Behavioral science faces the challenge of promoting condom use through intervention programs.
As these programs are evaluated, multiple issues should be considered in relation to measuring participant use of condoms for the purposes of preventing HIV infection.
Lack of attention to these issues is likely to create a large number of Type I and Type Il errors.
Ten common sources of error are described and corresponding recommendations for eliminating these errors are offered.
A review of published studies shows that there is little consistency relevant to controlling for these sources of error.
Incorporation of standardized methodology will allow for more accurate program evaluation and benefit researchers by facilitating comparisons across studies.
Mots-clés Pascal : SIDA, Virose, Infection, Homme, Prévention, Transmission homme homme, Condom, Programme sanitaire, Education santé, Comportement sexuel, Immunopathologie, Immunodéficit
Mots-clés Pascal anglais : AIDS, Viral disease, Infection, Human, Prevention, Transmission from man to man, Condom, Sanitary program, Health education, Sexual behavior, Immunopathology, Immune deficiency
Notice produite par :

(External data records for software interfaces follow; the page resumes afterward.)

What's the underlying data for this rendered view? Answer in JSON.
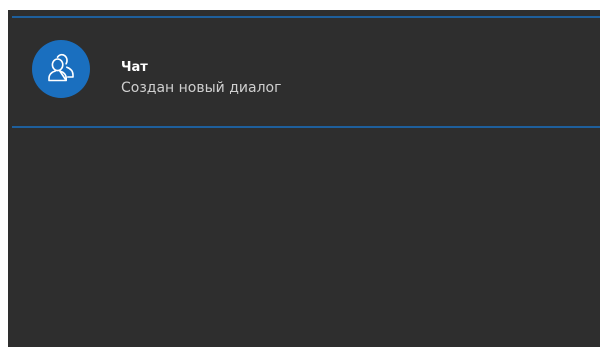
{
  "notification": {
    "title": "Чат",
    "message": "Создан новый диалог",
    "icon": "group-users-icon"
  },
  "colors": {
    "panel_background": "#2e2e2e",
    "accent": "#1a6fbf",
    "divider": "#1e5f9c",
    "title_text": "#ffffff",
    "message_text": "#cfcfcf"
  }
}
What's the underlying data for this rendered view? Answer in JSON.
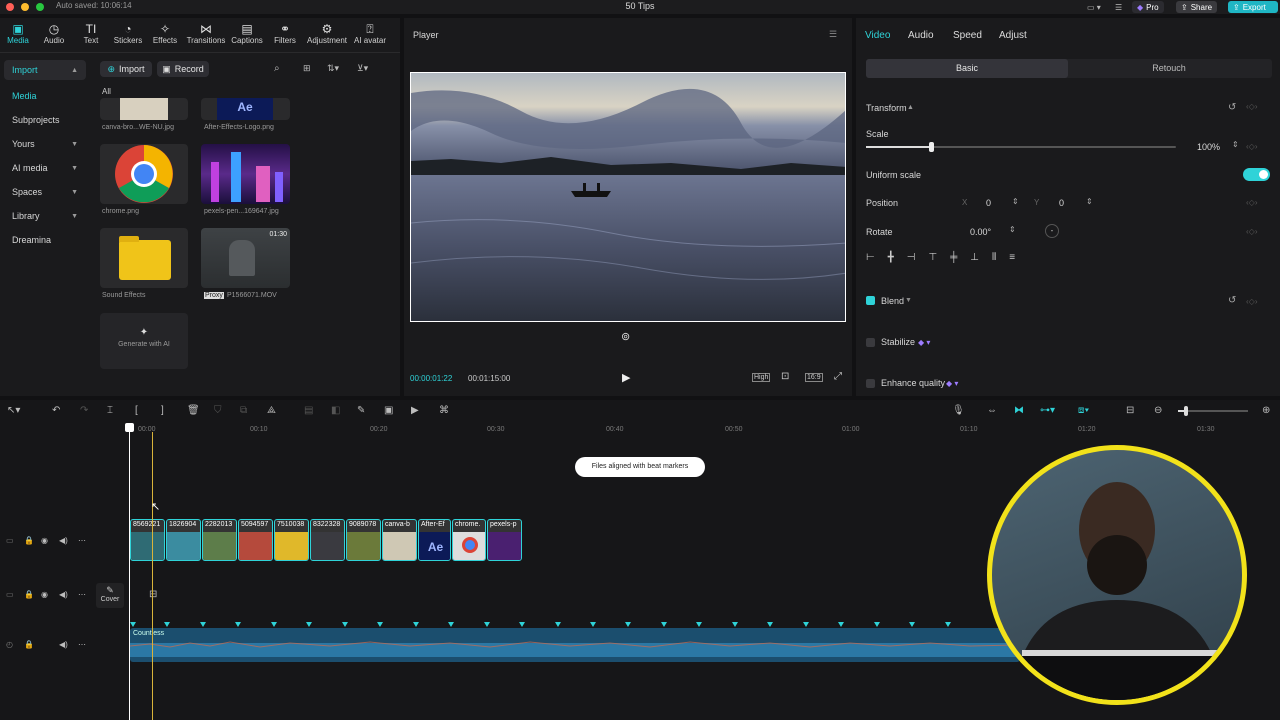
{
  "titlebar": {
    "autosave": "Auto saved: 10:06:14",
    "title": "50 Tips",
    "pro": "Pro",
    "share": "Share",
    "export": "Export"
  },
  "toolbar": {
    "items": [
      "Media",
      "Audio",
      "Text",
      "Stickers",
      "Effects",
      "Transitions",
      "Captions",
      "Filters",
      "Adjustment",
      "AI avatar"
    ]
  },
  "sidebar": {
    "items": [
      "Import",
      "Media",
      "Subprojects",
      "Yours",
      "AI media",
      "Spaces",
      "Library",
      "Dreamina"
    ]
  },
  "media": {
    "import_btn": "Import",
    "record_btn": "Record",
    "filter_label": "All",
    "files": [
      {
        "name": "canva-bro...WE-NU.jpg"
      },
      {
        "name": "After-Effects-Logo.png",
        "text": "Ae"
      },
      {
        "name": "chrome.png"
      },
      {
        "name": "pexels-pen...169647.jpg"
      },
      {
        "name": "Sound Effects"
      },
      {
        "name": "P1566071.MOV",
        "badge": "Proxy",
        "duration": "01:30"
      }
    ],
    "generate": "Generate with AI"
  },
  "player": {
    "title": "Player",
    "current": "00:00:01:22",
    "total": "00:01:15:00",
    "quality": "High",
    "ratio": "16:9"
  },
  "inspector": {
    "tabs": [
      "Video",
      "Audio",
      "Speed",
      "Adjust"
    ],
    "subtabs": [
      "Basic",
      "Retouch"
    ],
    "transform": "Transform",
    "scale_label": "Scale",
    "scale_value": "100%",
    "scale_fraction": 0.02,
    "uniform_label": "Uniform scale",
    "position_label": "Position",
    "x_label": "X",
    "x_value": "0",
    "y_label": "Y",
    "y_value": "0",
    "rotate_label": "Rotate",
    "rotate_value": "0.00°",
    "blend": "Blend",
    "stabilize": "Stabilize",
    "enhance": "Enhance quality"
  },
  "timeline": {
    "ruler": [
      "00:00",
      "00:10",
      "00:20",
      "00:30",
      "00:40",
      "00:50",
      "01:00",
      "01:10",
      "01:20",
      "01:30"
    ],
    "toast": "Files aligned with beat markers",
    "clips": [
      "8569221",
      "1826904",
      "2282013",
      "5094597",
      "7510038",
      "8322328",
      "9089078",
      "canva-b",
      "After-Ef",
      "chrome.",
      "pexels-p"
    ],
    "cover": "Cover",
    "audio_name": "Countless"
  },
  "colors": {
    "accent": "#2fd3d8",
    "export": "#1fb6c4",
    "playhead": "#d9b43a",
    "webcam_ring": "#f2e21a"
  }
}
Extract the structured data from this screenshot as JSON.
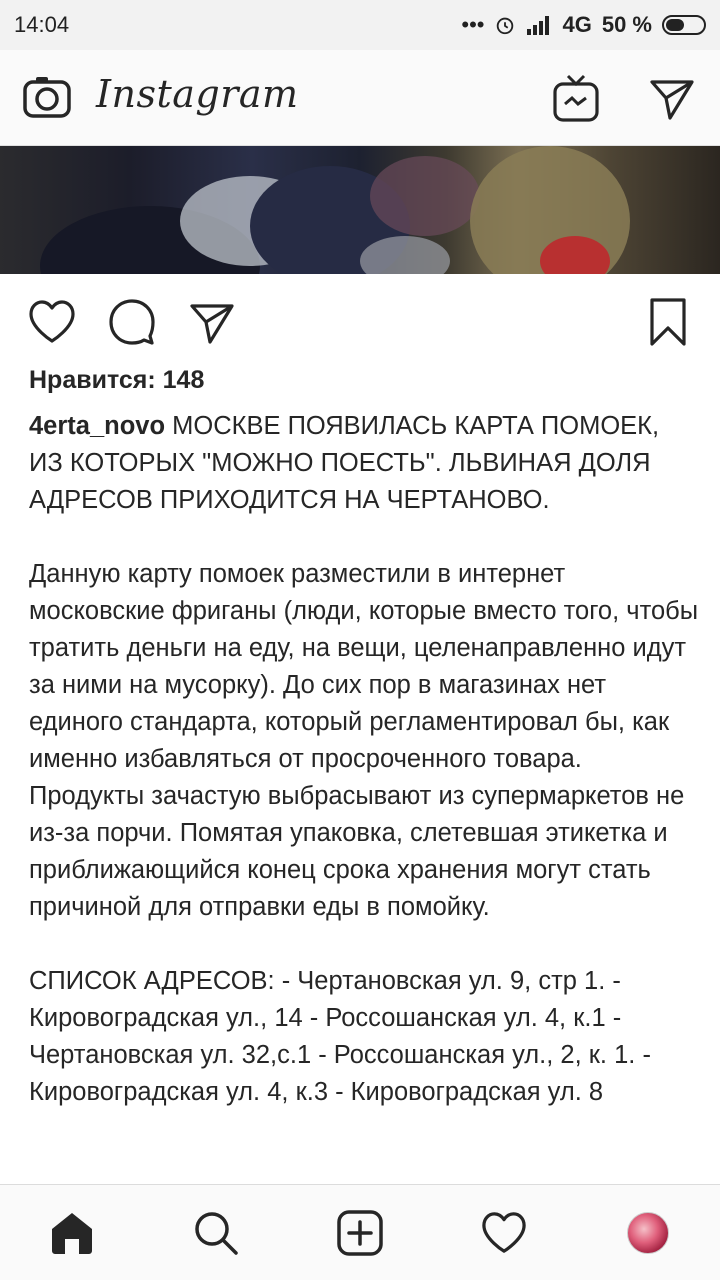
{
  "status_bar": {
    "time": "14:04",
    "network": "4G",
    "battery": "50 %",
    "battery_level": 0.5
  },
  "header": {
    "app_name": "Instagram",
    "icons": [
      "camera-icon",
      "igtv-icon",
      "direct-message-icon"
    ]
  },
  "post": {
    "actions": [
      "like-icon",
      "comment-icon",
      "share-icon",
      "bookmark-icon"
    ],
    "likes": "Нравится: 148",
    "username": "4erta_novo",
    "caption_text": " МОСКВЕ ПОЯВИЛАСЬ КАРТА ПОМОЕК, ИЗ КОТОРЫХ \"МОЖНО ПОЕСТЬ\". ЛЬВИНАЯ ДОЛЯ АДРЕСОВ ПРИХОДИТСЯ НА ЧЕРТАНОВО.\n\nДанную карту помоек разместили в интернет московские фриганы (люди, которые вместо того, чтобы тратить деньги на еду, на вещи, целенаправленно идут за ними на мусорку). До сих пор в магазинах нет единого стандарта, который регламентировал бы, как именно избавляться от просроченного товара. Продукты зачастую выбрасывают из супермаркетов не из-за порчи. Помятая упаковка, слетевшая этикетка и приближающийся конец срока хранения могут стать причиной для отправки еды в помойку.\n\nСПИСОК АДРЕСОВ: - Чертановская ул. 9, стр 1. - Кировоградская ул., 14 - Россошанская ул. 4, к.1 - Чертановская ул. 32,с.1 - Россошанская ул., 2, к. 1. - Кировоградская ул. 4, к.3 - Кировоградская ул. 8"
  },
  "bottom_nav": {
    "items": [
      "home-icon",
      "search-icon",
      "add-post-icon",
      "activity-heart-icon",
      "profile-avatar"
    ]
  }
}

Inist-CNRS - Institut de l'Information Scientifique et Technique
Cote : 99-0093245
Code Inist : 002B05C02D. Création : 31/05/1999.